Flash Catalyst is important next step, because up until this point designing Flex applications was a tedious and code-intensive experience that left many designers out of the loop. This process also placed an enormous amount of pressure on the developer to take the proposed design and integrate it correctly into the final application.

Adobe realized that many of these obstacles and limitations were created by the architecture of the Flex Components and until a full redesign of the components was initiated, the design process would be a time consuming task. The upcoming release of Flex, version 4, is the first major revision of the Flex architecture that focuses on empowering the designer and enabling design tools, like Flash Catalyst, to create highly stylized Flex applications.

So why Flash Catalyst? Flash Catalyst is a designer-centric tool that has the ability to create and manipulate Flex-based applications. Flash Catalyst can import Adobe Illustrator files, Photoshop files, and a new file format called FXG. The tool takes these files and converts their content into a Flex based project. As you work inside Flash Catalyst all of your changes update the Flex project without you having to write a line of code. To Flex developers this can be a scary prospect, but because of the new Flex component Architecture (Code named Spark), all design is encapsulated inside of skin files, therefore the logic of the application is not compromised.

By enabling these features, Flash Catalyst creates a more seamless integrated workflow for designers and developers. Designers can continue using their favorite Creative Suite tools to generate designs and mockups. They can then take their design files and bring them into Flash Catalyst, which automatically converts the files to Flex code.

Once converted, Flash Catalyst allows designers to breathe life into their creative design by applying interactive animations, defining application states (think login screen, register screen, application screen, etc.) and making continual changes to their design to meet the client’s needs without having to write a line of code. Once the design has come to life, the designer can hand the automatically generated Flex code off to a developer who then adds additional functionality and data integration. Now that Flex developers and designers can work in the same Flex project, collaborative methods have the chance to grow and flourish.

In later posts, we will explore exactly how Flash Catalyst, Flash Builder, the Flex SDK and Creative Suite enable these new workflows and features.
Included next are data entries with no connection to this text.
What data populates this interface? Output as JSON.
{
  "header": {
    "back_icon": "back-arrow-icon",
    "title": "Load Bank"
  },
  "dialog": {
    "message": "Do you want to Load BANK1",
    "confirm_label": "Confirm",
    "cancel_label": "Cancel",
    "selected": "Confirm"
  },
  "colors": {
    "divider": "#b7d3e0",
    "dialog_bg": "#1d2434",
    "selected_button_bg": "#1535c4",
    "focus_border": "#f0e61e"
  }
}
We will examine the new Flex components and how they support design integration. We will look at the new Flex project file format called FXP, which enables designers and developers to share each other’s work. We will also look at how FXG enables cross communication among Creative Suite, Flash Catalyst and Flash Builder.

Part 1: Introduction

Part 3: Design Integration Workflows

Part 4: Converting & Skinning Components

Part 5: The Transport